**EXERCISE DATA**
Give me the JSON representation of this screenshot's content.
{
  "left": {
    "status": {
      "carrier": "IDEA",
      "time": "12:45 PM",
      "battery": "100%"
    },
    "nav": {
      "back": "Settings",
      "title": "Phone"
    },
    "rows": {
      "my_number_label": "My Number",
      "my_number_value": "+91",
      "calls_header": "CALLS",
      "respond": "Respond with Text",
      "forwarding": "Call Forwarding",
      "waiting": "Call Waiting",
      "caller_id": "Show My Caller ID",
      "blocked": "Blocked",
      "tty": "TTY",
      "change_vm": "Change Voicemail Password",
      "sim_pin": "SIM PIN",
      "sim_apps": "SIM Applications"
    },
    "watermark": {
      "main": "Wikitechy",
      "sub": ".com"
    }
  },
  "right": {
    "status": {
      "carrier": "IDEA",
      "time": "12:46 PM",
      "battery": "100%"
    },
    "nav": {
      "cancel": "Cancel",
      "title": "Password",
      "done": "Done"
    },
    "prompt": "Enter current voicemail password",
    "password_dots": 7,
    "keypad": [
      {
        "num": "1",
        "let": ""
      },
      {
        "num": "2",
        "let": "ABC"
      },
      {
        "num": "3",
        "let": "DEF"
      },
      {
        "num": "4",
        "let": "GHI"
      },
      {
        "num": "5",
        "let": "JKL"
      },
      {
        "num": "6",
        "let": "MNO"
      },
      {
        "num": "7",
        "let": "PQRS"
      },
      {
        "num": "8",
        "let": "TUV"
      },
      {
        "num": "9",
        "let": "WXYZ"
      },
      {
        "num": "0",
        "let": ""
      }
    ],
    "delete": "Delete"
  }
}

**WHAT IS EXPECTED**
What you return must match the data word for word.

**EXERCISE ANSWER**
Give me the JSON representation of this screenshot's content.
{
  "left": {
    "status": {
      "carrier": "IDEA",
      "time": "12:45 PM",
      "battery": "100%"
    },
    "nav": {
      "back": "Settings",
      "title": "Phone"
    },
    "rows": {
      "my_number_label": "My Number",
      "my_number_value": "+91",
      "calls_header": "CALLS",
      "respond": "Respond with Text",
      "forwarding": "Call Forwarding",
      "waiting": "Call Waiting",
      "caller_id": "Show My Caller ID",
      "blocked": "Blocked",
      "tty": "TTY",
      "change_vm": "Change Voicemail Password",
      "sim_pin": "SIM PIN",
      "sim_apps": "SIM Applications"
    },
    "watermark": {
      "main": "Wikitechy",
      "sub": ".com"
    }
  },
  "right": {
    "status": {
      "carrier": "IDEA",
      "time": "12:46 PM",
      "battery": "100%"
    },
    "nav": {
      "cancel": "Cancel",
      "title": "Password",
      "done": "Done"
    },
    "prompt": "Enter current voicemail password",
    "password_dots": 7,
    "keypad": [
      {
        "num": "1",
        "let": ""
      },
      {
        "num": "2",
        "let": "ABC"
      },
      {
        "num": "3",
        "let": "DEF"
      },
      {
        "num": "4",
        "let": "GHI"
      },
      {
        "num": "5",
        "let": "JKL"
      },
      {
        "num": "6",
        "let": "MNO"
      },
      {
        "num": "7",
        "let": "PQRS"
      },
      {
        "num": "8",
        "let": "TUV"
      },
      {
        "num": "9",
        "let": "WXYZ"
      },
      {
        "num": "0",
        "let": ""
      }
    ],
    "delete": "Delete"
  }
}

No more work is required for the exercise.